▶ _TASK BRIEF_
Check every line of the listing below for "JSON", and report how many lines have it, as a number with nothing more.
========================================================================
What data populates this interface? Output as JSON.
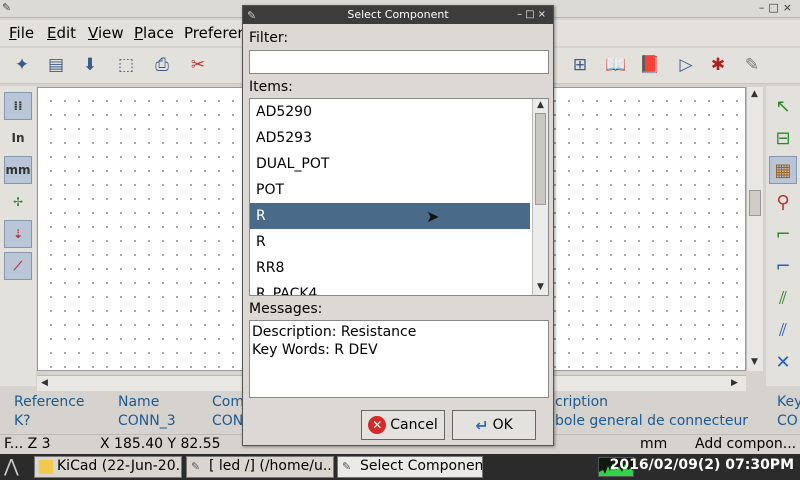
{
  "main_window": {
    "menu": [
      "File",
      "Edit",
      "View",
      "Place",
      "Preferen"
    ],
    "menu_underline": [
      "F",
      "E",
      "V",
      "P",
      "n"
    ],
    "msg_panel": {
      "reference_label": "Reference",
      "reference_value": "K?",
      "name_label": "Name",
      "name_value": "CONN_3",
      "comp_label": "Com",
      "comp_value": "CON",
      "desc_label": "cription",
      "desc_value": "bole general de connecteur",
      "key_label": "Key",
      "key_value": "CO"
    },
    "status": {
      "zoom": "F... Z 3",
      "coords": "X 185.40  Y 82.55",
      "units": "mm",
      "action": "Add compon..."
    }
  },
  "taskbar": {
    "tasks": [
      "KiCad (22-Jun-20...",
      "[ led /] (/home/u...",
      "Select Component"
    ],
    "clock": "2016/02/09(2) 07:30PM"
  },
  "dialog": {
    "title": "Select Component",
    "filter_label": "Filter:",
    "filter_value": "",
    "items_label": "Items:",
    "items": [
      "AD5290",
      "AD5293",
      "DUAL_POT",
      "POT",
      "R",
      "R",
      "RR8",
      "R_PACK4"
    ],
    "selected_index": 4,
    "messages_label": "Messages:",
    "message_lines": [
      "Description: Resistance",
      "Key Words: R DEV"
    ],
    "cancel_label": "Cancel",
    "ok_label": "OK"
  },
  "colors": {
    "selection": "#4a6a8a",
    "msg_panel_text": "#1c5a8f",
    "taskbar": "#2b2b2b"
  }
}
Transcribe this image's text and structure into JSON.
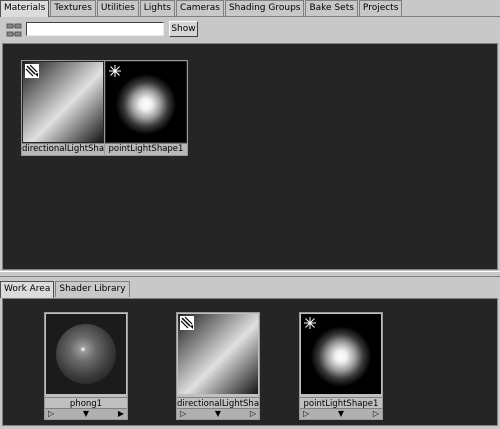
{
  "top_tabs": [
    "Materials",
    "Textures",
    "Utilities",
    "Lights",
    "Cameras",
    "Shading Groups",
    "Bake Sets",
    "Projects"
  ],
  "toolbar": {
    "search_value": "",
    "show_label": "Show"
  },
  "top_swatches": [
    {
      "label": "directionalLightSha...",
      "type": "directional-light"
    },
    {
      "label": "pointLightShape1",
      "type": "point-light"
    }
  ],
  "bottom_tabs": [
    "Work Area",
    "Shader Library"
  ],
  "work_nodes": [
    {
      "label": "phong1",
      "type": "phong-material"
    },
    {
      "label": "directionalLightSha...",
      "type": "directional-light"
    },
    {
      "label": "pointLightShape1",
      "type": "point-light"
    }
  ],
  "icons": {
    "directional": "directional-light-icon",
    "point": "point-light-icon",
    "arrow_left": "▷",
    "arrow_down": "▼",
    "arrow_right": "▶"
  }
}
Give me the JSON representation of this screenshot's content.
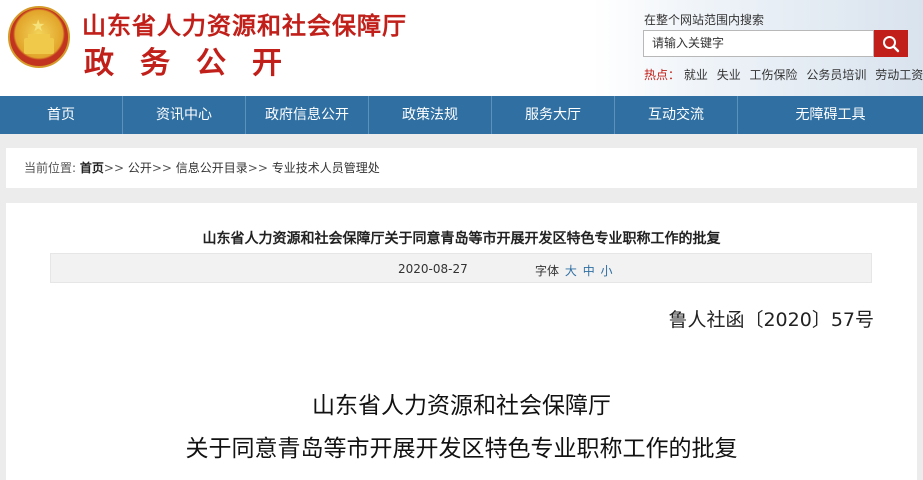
{
  "header": {
    "site_title": "山东省人力资源和社会保障厅",
    "site_subtitle": "政务公开",
    "search_label": "在整个网站范围内搜索",
    "search_placeholder": "请输入关键字",
    "hot_label": "热点：",
    "hot_keywords": [
      "就业",
      "失业",
      "工伤保险",
      "公务员培训",
      "劳动工资"
    ]
  },
  "nav": {
    "items": [
      "首页",
      "资讯中心",
      "政府信息公开",
      "政策法规",
      "服务大厅",
      "互动交流",
      "无障碍工具"
    ]
  },
  "breadcrumb": {
    "prefix": "当前位置:",
    "items": [
      "首页",
      "公开",
      "信息公开目录",
      "专业技术人员管理处"
    ],
    "separator": ">>"
  },
  "article": {
    "title": "山东省人力资源和社会保障厅关于同意青岛等市开展开发区特色专业职称工作的批复",
    "date": "2020-08-27",
    "font_label": "字体",
    "font_sizes": [
      "大",
      "中",
      "小"
    ],
    "doc_number": "鲁人社函〔2020〕57号",
    "heading_line1": "山东省人力资源和社会保障厅",
    "heading_line2": "关于同意青岛等市开展开发区特色专业职称工作的批复"
  },
  "colors": {
    "brand_red": "#c1201a",
    "nav_blue": "#2f6fa2"
  }
}
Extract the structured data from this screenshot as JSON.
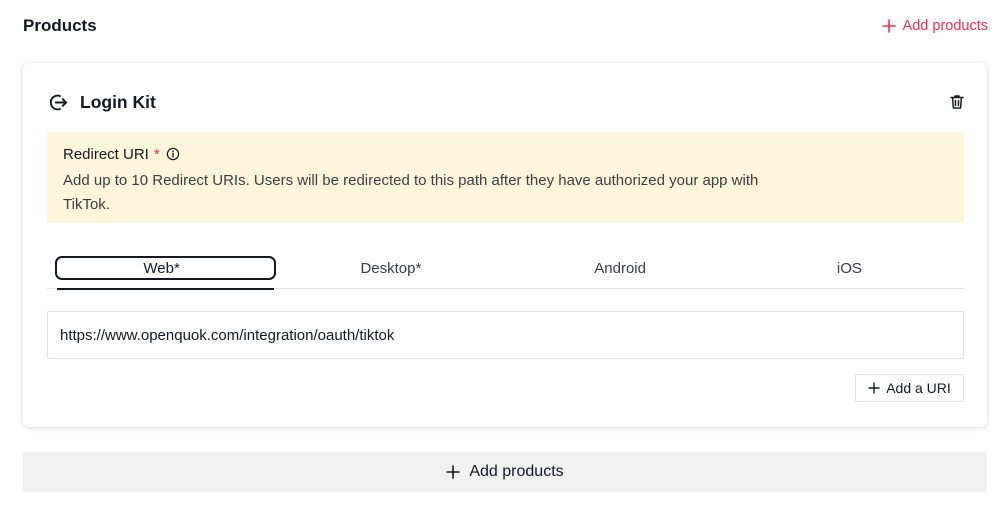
{
  "header": {
    "title": "Products",
    "add_label": "Add products"
  },
  "card": {
    "title": "Login Kit",
    "title_icon": "login-arrow-icon",
    "delete_icon": "trash-icon"
  },
  "notice": {
    "title": "Redirect URI",
    "required_marker": "*",
    "description": "Add up to 10 Redirect URIs. Users will be redirected to this path after they have authorized your app with TikTok."
  },
  "tabs": [
    {
      "label": "Web*",
      "active": true
    },
    {
      "label": "Desktop*",
      "active": false
    },
    {
      "label": "Android",
      "active": false
    },
    {
      "label": "iOS",
      "active": false
    }
  ],
  "uri_input": {
    "value": "https://www.openquok.com/integration/oauth/tiktok"
  },
  "add_uri_label": "Add a URI",
  "bottom_add_label": "Add products",
  "colors": {
    "accent": "#fe2c55",
    "notice_bg": "#fef6db",
    "text": "#161823",
    "button_bg": "#f1f1f2"
  }
}
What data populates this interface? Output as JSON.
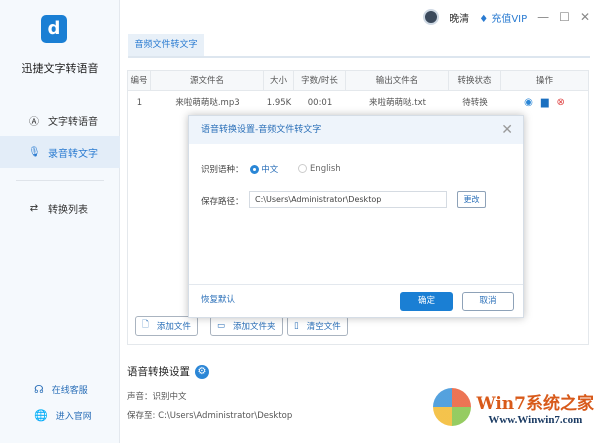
{
  "app": {
    "name": "迅捷文字转语音",
    "logo_letter": "d"
  },
  "sidebar": {
    "items": [
      {
        "label": "文字转语音",
        "icon": "text-a-icon"
      },
      {
        "label": "录音转文字",
        "icon": "microphone-icon",
        "active": true
      },
      {
        "label": "转换列表",
        "icon": "list-convert-icon"
      }
    ],
    "footer": [
      {
        "label": "在线客服",
        "icon": "headset-icon"
      },
      {
        "label": "进入官网",
        "icon": "globe-icon"
      }
    ]
  },
  "topbar": {
    "username": "晚清",
    "vip_label": "充值VIP"
  },
  "tabs": [
    {
      "label": "音频文件转文字",
      "active": true
    }
  ],
  "table": {
    "headers": [
      "编号",
      "源文件名",
      "大小",
      "字数/时长",
      "输出文件名",
      "转换状态",
      "操作"
    ],
    "rows": [
      {
        "index": "1",
        "source": "来啦萌萌哒.mp3",
        "size": "1.95K",
        "duration": "00:01",
        "output": "来啦萌萌哒.txt",
        "status": "待转换"
      }
    ]
  },
  "actions": {
    "add_file": "添加文件",
    "add_folder": "添加文件夹",
    "clear_files": "清空文件"
  },
  "settings": {
    "title": "语音转换设置",
    "voice_label": "声音：识别中文",
    "save_label": "保存至: C:\\Users\\Administrator\\Desktop"
  },
  "dialog": {
    "title": "语音转换设置-音频文件转文字",
    "lang_label": "识别语种：",
    "lang_options": [
      "中文",
      "English"
    ],
    "selected_lang": "中文",
    "path_label": "保存路径：",
    "path_value": "C:\\Users\\Administrator\\Desktop",
    "change_label": "更改",
    "reset_label": "恢复默认",
    "ok_label": "确定",
    "cancel_label": "取消"
  },
  "watermark": {
    "title": "Win7系统之家",
    "url": "Www.Winwin7.com"
  },
  "colors": {
    "accent": "#1a7fd4",
    "danger": "#e04848"
  }
}
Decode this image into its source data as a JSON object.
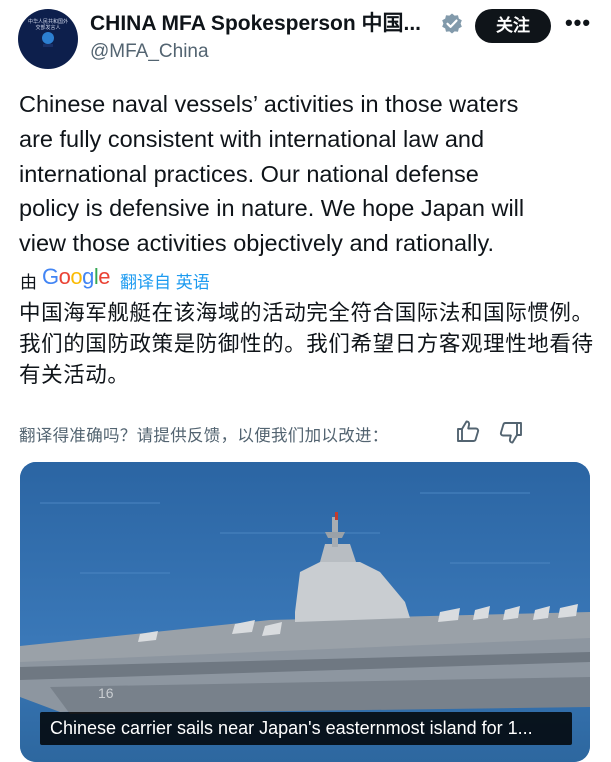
{
  "author": {
    "name": "CHINA MFA Spokesperson 中国...",
    "handle": "@MFA_China",
    "avatar_text": "中华人民共和国外交部发言人"
  },
  "follow_label": "关注",
  "more_label": "•••",
  "tweet": {
    "text": "Chinese naval vessels’ activities in those waters\nare fully consistent with international law and\ninternational practices. Our national defense\npolicy is defensive in nature. We hope Japan will\nview those activities objectively and rationally."
  },
  "translation": {
    "by": "由",
    "google": [
      "G",
      "o",
      "o",
      "g",
      "l",
      "e"
    ],
    "google_colors": [
      "#4285f4",
      "#ea4335",
      "#fbbc05",
      "#4285f4",
      "#34a853",
      "#ea4335"
    ],
    "translated_from": "翻译自 英语",
    "text": "中国海军舰艇在该海域的活动完全符合国际法和国际惯例。我们的国防政策是防御性的。我们希望日方客观理性地看待有关活动。",
    "feedback": "翻译得准确吗？请提供反馈，以便我们加以改进："
  },
  "media": {
    "caption": "Chinese carrier sails near Japan's easternmost island for 1...",
    "hull_number": "16"
  },
  "colors": {
    "link": "#1d9bf0",
    "secondary": "#536471",
    "verified": "#829aab"
  }
}
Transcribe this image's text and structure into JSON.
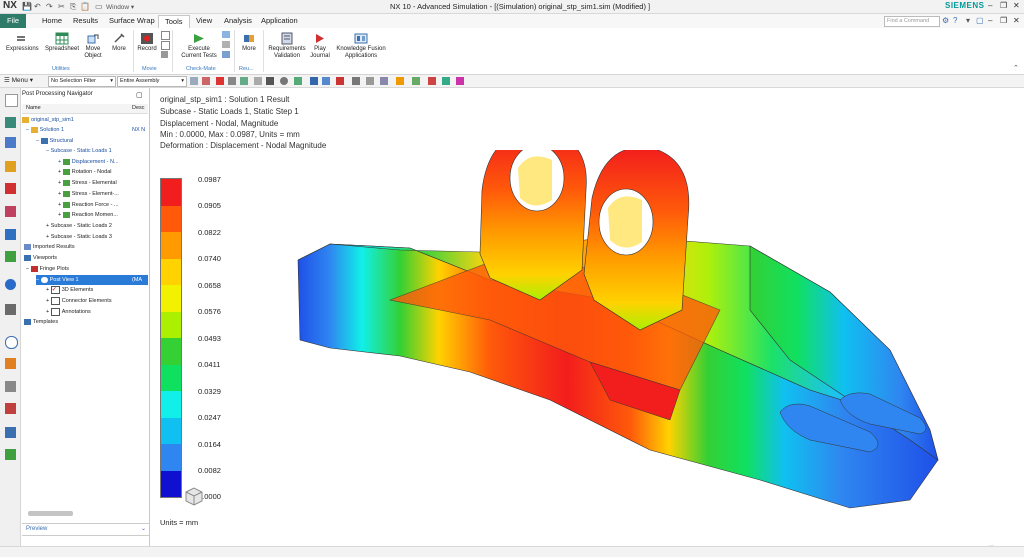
{
  "window": {
    "app_badge": "NX",
    "title": "NX 10 - Advanced Simulation - [(Simulation) original_stp_sim1.sim (Modified) ]",
    "window_menu": "Window",
    "brand": "SIEMENS"
  },
  "tabs": [
    "File",
    "Home",
    "Results",
    "Surface Wrap",
    "Tools",
    "View",
    "Analysis",
    "Application"
  ],
  "active_tab": "Tools",
  "find_command_placeholder": "Find a Command",
  "ribbon": {
    "utilities": {
      "group_label": "Utilities",
      "buttons": [
        "Expressions",
        "Spreadsheet",
        "Move Object",
        "More"
      ]
    },
    "movie": {
      "group_label": "Movie",
      "buttons": [
        "Record"
      ]
    },
    "check_mate": {
      "group_label": "Check-Mate",
      "buttons": [
        "Execute Current Tests"
      ]
    },
    "reuse": {
      "group_label": "Reu...",
      "buttons": [
        "More"
      ]
    },
    "other": {
      "buttons": [
        "Requirements Validation",
        "Play Journal",
        "Knowledge Fusion Applications"
      ]
    }
  },
  "toolbar": {
    "menu_label": "Menu",
    "selection_filter": "No Selection Filter",
    "assembly_scope": "Entire Assembly"
  },
  "navigator": {
    "title": "Post Processing Navigator",
    "columns": [
      "Name",
      "Desc"
    ],
    "tree": [
      {
        "label": "original_stp_sim1",
        "desc": ""
      },
      {
        "label": "Solution 1",
        "desc": "NX N"
      },
      {
        "label": "Structural",
        "desc": ""
      },
      {
        "label": "Subcase - Static Loads 1",
        "desc": ""
      },
      {
        "label": "Displacement - N...",
        "desc": ""
      },
      {
        "label": "Rotation - Nodal",
        "desc": ""
      },
      {
        "label": "Stress - Elemental",
        "desc": ""
      },
      {
        "label": "Stress - Element-...",
        "desc": ""
      },
      {
        "label": "Reaction Force - ...",
        "desc": ""
      },
      {
        "label": "Reaction Momen...",
        "desc": ""
      },
      {
        "label": "Subcase - Static Loads 2",
        "desc": ""
      },
      {
        "label": "Subcase - Static Loads 3",
        "desc": ""
      },
      {
        "label": "Imported Results",
        "desc": ""
      },
      {
        "label": "Viewports",
        "desc": ""
      },
      {
        "label": "Fringe Plots",
        "desc": ""
      },
      {
        "label": "Post View 1",
        "desc": "(MA"
      },
      {
        "label": "3D Elements",
        "desc": ""
      },
      {
        "label": "Connector Elements",
        "desc": ""
      },
      {
        "label": "Annotations",
        "desc": ""
      },
      {
        "label": "Templates",
        "desc": ""
      }
    ],
    "preview_label": "Preview"
  },
  "result_info": [
    "original_stp_sim1 : Solution 1 Result",
    "Subcase - Static Loads 1, Static Step 1",
    "Displacement - Nodal, Magnitude",
    "Min : 0.0000, Max : 0.0987, Units = mm",
    "Deformation : Displacement - Nodal Magnitude"
  ],
  "legend": {
    "values": [
      "0.0987",
      "0.0905",
      "0.0822",
      "0.0740",
      "0.0658",
      "0.0576",
      "0.0493",
      "0.0411",
      "0.0329",
      "0.0247",
      "0.0164",
      "0.0082",
      "0.0000"
    ],
    "colors": [
      "#f21d1d",
      "#ff5a0a",
      "#ff9a00",
      "#ffd200",
      "#f2f200",
      "#aaf000",
      "#34d034",
      "#10e060",
      "#10f0e8",
      "#10c0f0",
      "#2f86f0",
      "#1f50e8",
      "#1010d0"
    ],
    "units_label": "Units = mm"
  }
}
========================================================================
▶ _TASK OUTPUT_
7